Rose Hall great house, Jamaica
In the late1700’s, this great house was built for John Palmer,
the wealthy owner of a very successful sugar plantation.
Rose Hall was built on a high ridge overlooking the
surrounding 6,600 acres, worked by more than 2,000 slaves.
On March 28, 1820, John summoned Annie Paterson to Montego Bay to become his wife.
Annie, standing 4’ 11’’ tall and only 17 years of age at the time, made a beautiful bride.
She is thought to be the widow of the builder’s grandnephew who had died quite suddenly
Some say, “Annie grew up in Paris, France and loved the glamour of French living” Others
say, “Annie was born in 1802, in England to an English mother and Irish father. At the age
of 10, her family moved to Haiti. After her parents died of yellow fever Annie was adopted
by a Haitian voodoo priestess.”
Whether she acquired the knowledge of the rituals and practices of “Voodoo” from the
slaves after she came to the Island or from her adopted family, she became familiar with
and quite skilled in it. Although it seemed a bit strange at first, she was a fast learner and
soon knew the power of this magic.
Annie could have had a wonderful life at Rose Hall, but “she missed the bright lights of
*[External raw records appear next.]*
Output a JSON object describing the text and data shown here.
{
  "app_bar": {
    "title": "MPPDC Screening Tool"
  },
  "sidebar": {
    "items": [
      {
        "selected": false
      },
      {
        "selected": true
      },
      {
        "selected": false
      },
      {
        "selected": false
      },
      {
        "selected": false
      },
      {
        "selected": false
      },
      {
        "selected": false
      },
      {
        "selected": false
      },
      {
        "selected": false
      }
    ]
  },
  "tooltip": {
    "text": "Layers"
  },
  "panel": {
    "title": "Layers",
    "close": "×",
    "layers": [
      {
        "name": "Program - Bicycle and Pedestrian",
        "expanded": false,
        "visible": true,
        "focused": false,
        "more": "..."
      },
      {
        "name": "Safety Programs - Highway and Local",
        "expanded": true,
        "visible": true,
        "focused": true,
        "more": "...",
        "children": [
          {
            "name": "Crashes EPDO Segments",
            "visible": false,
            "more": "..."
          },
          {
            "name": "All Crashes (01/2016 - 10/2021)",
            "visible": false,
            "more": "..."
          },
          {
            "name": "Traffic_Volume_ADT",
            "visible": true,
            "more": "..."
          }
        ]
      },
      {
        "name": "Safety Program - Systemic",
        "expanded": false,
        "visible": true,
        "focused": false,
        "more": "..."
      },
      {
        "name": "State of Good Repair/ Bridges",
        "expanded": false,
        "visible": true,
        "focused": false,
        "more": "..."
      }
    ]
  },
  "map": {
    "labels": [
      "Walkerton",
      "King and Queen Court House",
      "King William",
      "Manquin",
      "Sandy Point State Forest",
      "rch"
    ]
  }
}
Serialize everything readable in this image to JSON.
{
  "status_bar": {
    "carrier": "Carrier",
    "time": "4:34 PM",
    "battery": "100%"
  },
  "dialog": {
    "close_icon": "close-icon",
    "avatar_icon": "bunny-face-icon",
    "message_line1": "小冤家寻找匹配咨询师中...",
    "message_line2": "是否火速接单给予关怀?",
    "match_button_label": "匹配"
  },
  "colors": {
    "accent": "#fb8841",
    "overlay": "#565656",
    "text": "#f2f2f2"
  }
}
Paris or just became bored with the laid back Island living” so she began luring
innumerable men to her bed with the power of Voodoo. Whether white or black, slaves or
visitors she enticed them. When she grew tired of them, she killed them by poisoning,
stabbing, strangling and pouring boiling oil into their ears; then she buried them in
unmarked graves. These murders may have been committed to strengthen her powers.
When John Palmer found out she was having affairs with young slaves, he is said to have
beaten her with a riding whip. John Palmer died that night, and before long, rumors were
flying that his young wife had poisoned his wine.
After John’s death, Annie Palmer “began a reign of terror at Rose Hall.” She became quite
nasty, more lascivious, more diabolical and very mean spirited to her slaves and all who
worked on the plantation. She began Lording over them in vile and despicable ways.
Annie started her day by stepping onto a small balcony at the rear of the plantation
overlooking the yard where she had the slaves assembled. Here she issued the orders of
the day. “She would have some of her slaves whipped for just about no reason, often in
public to show the others just what they had in store if they disobeyed her orders in any
way. She had a dungeon built and would put them in there and torture them as punishment
for the slightest infraction of her orders; some she would even have executed.” It wasn’t
long before Annie Palmer earned the title, “White Witch of Rose Hall.” She gained quite a
reputation of being ruthless and evil to everyone in the area. Even the pirates that
frequented the area stayed away from her. Annie Palmer was widely feared as a black
She married again, boasting, “If I survive I’ll marry five.” When she was bored with him, it is
said, “She got rid of this husband in the same manner as the rest, acquiring his fortunes as
well.” Annie continued to dabble in voodoo, torture her slaves, and murder her lovers.
Some say, she made a final mistake at the age of 29, in 1831. “She murdered a young
man who had been in love with a young girl who happened to be the daughter of the
overseer of the estate.” They were to be married and the girl was heartbroken…the
overseer also was a high priest of Voodoo, something he didn’t want Annie to know. He
was furious at this action on Annie’s part and decided to do away with her using his magic
against hers. He prepared a special grave for her with specific markings and designed it
so that she would be unable to rise from the dead. He then went into the house and
engaged in a battle to the death of both of them, fighting both physically and with all the
magic he could muster from his years of practicing this very strange voodoo religion. They
then, “buried her in the grave he had prepared for her and that was supposed to be that!”
Annie’s power prevailed in spite of this attempt and her ghost is said to roam the house
and grounds of Rose Hall still today.
Others say, Annie Palmer was eventually murdered herself by one of her slave lovers that
same year. Fanciful legends of underground tunnels, blood stains and hauntings
Tours of the Rose Hall great house, Jamaica, can be scheduled on-line. It is the
centerpiece of a golf development, now.
Johnny Cash used to live near Rose Hall, and he wrote a song about Annie Palmer. It can be heard on youtube at: http://www.youtube.com/watch?v=YOSU5WMkOpo